As a small-cap finance stock with a market capitalisation of US$154.53M, the risk and profitability of DNB Financial Corporation (NASDAQ:DNBF) are largely tied to the underlying economic growth of the region it operates in US. A bank’s cash flow is directly impacted by economic growth as it is the main driver of deposit levels and demand for loans which it profits from. After the Financial Crisis in 2008, a set of reforms called Basel III was created with the purpose of strengthening regulation, risk management and supervision in the banking sector. Basel III target banking regulations to improve the sector’s ability to absorb shocks resulting from economic stress which may expose financial institutions like DNB Financial to vulnerabilities. Unpredictable macro events such as political instability could weaken its financial position which is why it is important to understand how well the bank manages its risk levels. Low levels of leverage coupled with sufficient liquidity may place DNB Financial in a safe position in the face of adverse headwinds. We can measure this risk exposure by analysing three metrics for leverage and liquidity which I will take you through today. Check out our latest analysis for DNB Financial
Is DNBF’s Leverage Level Appropriate?
Banks with low leverage are better positioned to weather adverse headwinds as they have less debt to pay off. A bank’s leverage may be thought of as the level of assets it owns compared to its own shareholders’ equity. While financial companies will always have some leverage for a sufficient capital buffer, DNB Financial’s leverage ratio of less than the suitable maximum level of 20x, at 11x, is considered to be very cautious and prudent. This means the bank has a sensibly high level of equity compared to the level of debt it has taken on to maintain operations which places it in a strong position to pay back its debt in unforeseen circumstances. If the bank needs to increase its debt levels to firm up its capital cushion, there is plenty of headroom to do so without deteriorating its financial position.
What Is DNBF’s Level of Liquidity?
As abovementioned, loans are quite illiquid so it is important to understand how much of these loans make up DNB Financial’s total assets. Generally, they should make up less than 70% of total assets, but its current level of 77.65% means the bank has lent out 8% above the sensible upper limit. This means its revenue is reliant on these specific assets which means the bank is also more exposed to defaulting relative to banks with less loans.

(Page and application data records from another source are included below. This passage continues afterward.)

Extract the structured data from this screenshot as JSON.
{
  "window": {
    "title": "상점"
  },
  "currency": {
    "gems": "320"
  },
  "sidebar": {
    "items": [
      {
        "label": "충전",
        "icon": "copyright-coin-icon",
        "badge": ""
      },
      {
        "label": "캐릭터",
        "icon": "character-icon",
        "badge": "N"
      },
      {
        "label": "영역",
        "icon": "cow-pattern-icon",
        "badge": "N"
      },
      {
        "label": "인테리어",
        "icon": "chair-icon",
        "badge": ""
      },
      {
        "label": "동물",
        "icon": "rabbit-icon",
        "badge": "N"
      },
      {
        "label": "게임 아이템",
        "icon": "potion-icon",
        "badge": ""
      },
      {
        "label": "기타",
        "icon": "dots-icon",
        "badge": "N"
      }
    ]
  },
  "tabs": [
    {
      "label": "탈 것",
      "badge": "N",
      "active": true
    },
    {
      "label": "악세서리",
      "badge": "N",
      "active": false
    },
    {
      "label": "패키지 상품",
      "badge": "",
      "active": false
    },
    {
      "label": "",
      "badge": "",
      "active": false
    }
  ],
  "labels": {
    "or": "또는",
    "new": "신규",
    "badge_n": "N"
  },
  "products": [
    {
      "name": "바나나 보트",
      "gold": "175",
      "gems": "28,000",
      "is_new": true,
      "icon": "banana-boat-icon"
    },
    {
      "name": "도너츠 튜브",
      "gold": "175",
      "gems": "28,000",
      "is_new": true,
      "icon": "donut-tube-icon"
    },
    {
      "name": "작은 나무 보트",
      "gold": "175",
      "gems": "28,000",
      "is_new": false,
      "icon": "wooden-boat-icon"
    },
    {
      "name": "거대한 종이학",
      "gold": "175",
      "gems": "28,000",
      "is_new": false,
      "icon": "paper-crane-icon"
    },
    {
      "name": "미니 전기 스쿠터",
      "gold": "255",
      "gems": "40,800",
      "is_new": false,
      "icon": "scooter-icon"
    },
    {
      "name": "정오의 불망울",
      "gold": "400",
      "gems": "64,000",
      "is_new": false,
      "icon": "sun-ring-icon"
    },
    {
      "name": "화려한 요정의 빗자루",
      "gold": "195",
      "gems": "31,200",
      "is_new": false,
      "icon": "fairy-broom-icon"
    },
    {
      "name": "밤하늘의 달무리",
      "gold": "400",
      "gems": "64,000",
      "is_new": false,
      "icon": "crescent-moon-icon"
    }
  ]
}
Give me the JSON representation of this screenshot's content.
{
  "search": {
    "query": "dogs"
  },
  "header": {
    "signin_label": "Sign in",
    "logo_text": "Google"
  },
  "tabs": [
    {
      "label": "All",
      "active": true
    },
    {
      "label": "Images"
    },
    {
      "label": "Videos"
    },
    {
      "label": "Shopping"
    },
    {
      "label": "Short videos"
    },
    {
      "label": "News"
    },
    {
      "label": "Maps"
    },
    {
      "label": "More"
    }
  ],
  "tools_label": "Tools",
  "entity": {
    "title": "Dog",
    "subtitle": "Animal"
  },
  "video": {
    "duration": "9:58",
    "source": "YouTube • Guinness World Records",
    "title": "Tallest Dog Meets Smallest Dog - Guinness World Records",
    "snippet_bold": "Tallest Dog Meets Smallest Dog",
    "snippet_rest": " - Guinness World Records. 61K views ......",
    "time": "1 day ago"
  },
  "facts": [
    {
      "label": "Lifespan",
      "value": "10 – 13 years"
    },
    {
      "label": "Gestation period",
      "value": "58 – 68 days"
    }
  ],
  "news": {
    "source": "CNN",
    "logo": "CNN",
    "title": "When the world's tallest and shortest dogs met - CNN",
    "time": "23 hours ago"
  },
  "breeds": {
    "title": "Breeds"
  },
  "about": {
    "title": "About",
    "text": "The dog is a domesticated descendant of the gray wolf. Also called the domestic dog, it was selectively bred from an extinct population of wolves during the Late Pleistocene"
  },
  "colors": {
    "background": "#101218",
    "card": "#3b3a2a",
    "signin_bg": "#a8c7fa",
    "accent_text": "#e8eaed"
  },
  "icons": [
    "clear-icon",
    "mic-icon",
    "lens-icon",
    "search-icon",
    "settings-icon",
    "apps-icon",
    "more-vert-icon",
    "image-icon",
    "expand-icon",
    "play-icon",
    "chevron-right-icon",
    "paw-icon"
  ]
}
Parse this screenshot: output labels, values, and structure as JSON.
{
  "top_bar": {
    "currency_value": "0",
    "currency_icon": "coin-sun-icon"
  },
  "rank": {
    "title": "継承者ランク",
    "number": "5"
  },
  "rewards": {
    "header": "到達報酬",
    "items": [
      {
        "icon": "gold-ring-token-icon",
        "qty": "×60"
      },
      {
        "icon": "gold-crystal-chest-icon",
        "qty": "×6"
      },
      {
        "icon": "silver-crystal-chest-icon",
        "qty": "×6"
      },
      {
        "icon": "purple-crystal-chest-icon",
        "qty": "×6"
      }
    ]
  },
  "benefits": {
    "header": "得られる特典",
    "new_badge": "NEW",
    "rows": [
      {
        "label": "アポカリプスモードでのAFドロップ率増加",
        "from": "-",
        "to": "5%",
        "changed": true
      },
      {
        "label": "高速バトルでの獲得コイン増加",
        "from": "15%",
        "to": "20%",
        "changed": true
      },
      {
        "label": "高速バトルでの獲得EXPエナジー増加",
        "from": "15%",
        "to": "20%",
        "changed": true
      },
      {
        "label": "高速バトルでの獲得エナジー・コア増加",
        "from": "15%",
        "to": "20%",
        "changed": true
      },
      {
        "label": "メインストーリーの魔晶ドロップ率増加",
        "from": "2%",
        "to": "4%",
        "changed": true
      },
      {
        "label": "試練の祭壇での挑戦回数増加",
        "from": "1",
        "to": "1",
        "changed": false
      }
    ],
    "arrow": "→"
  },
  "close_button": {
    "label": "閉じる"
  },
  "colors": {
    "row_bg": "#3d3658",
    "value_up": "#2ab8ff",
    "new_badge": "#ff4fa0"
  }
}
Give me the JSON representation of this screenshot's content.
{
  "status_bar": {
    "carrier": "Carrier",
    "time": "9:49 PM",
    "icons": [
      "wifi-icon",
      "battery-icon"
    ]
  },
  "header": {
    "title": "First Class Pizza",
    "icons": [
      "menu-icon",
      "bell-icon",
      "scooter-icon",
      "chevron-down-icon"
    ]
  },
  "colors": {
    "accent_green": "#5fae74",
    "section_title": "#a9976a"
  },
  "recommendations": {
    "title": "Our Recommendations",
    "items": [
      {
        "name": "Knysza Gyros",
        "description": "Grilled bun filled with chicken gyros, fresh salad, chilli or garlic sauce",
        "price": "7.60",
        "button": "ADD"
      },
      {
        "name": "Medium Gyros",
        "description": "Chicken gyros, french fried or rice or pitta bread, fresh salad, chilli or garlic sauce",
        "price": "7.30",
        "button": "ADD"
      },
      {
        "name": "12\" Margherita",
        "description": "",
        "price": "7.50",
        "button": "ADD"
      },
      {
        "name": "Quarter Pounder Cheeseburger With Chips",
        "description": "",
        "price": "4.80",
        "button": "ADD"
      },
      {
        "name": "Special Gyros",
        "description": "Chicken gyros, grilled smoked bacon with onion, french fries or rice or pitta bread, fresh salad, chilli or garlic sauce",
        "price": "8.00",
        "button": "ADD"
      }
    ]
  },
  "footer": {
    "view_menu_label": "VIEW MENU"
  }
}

Does DNBF Have Liquidity Mismatch?
Banks operate by lending out its customers’ deposits as loans and charge a higher interest rate. These loans may be fixed term and often cannot be readily realized, yet customer deposits on the liability side must be paid on-demand and in short notice. The discrepancy between loan assets and deposit liabilities threatens the bank’s financial position. If an adverse event occurs, it may not be well-placed to repay its depositors immediately. Since DNB Financial’s loan to deposit ratio of 97.54% is higher than the appropriate level of 90%, this level puts the bank in a risky position as it borders negative liquidity disparity between loan and deposit levels. Basically, for $1 of deposits with the bank, it lends out over $ 0.9 which is imprudent.
Keep in mind that a stock investment requires research on more than just its operational side. I’ve put together three important factors you should further examine:
- Future Outlook: What are well-informed industry analysts predicting for DNBF’s future growth? Take a look at our free research report of analyst consensus for DNBF’s outlook.
- Valuation: What is DNBF worth today? Has the future growth potential already been factored into the price? The intrinsic value infographic in our free research report helps visualize whether DNBF is currently mispriced by the market.
- Other High-Performing Stocks: Are there other stocks that provide better prospects with proven track records? Explore our free list of these great stocks here.
To help readers see pass the short term volatility of the financial market, we aim to bring you a long-term focused research analysis purely driven by fundamental data. Note that our analysis does not factor in the latest price sensitive company announcements.
The author is an independent contributor and at the time of publication had no position in the stocks mentioned.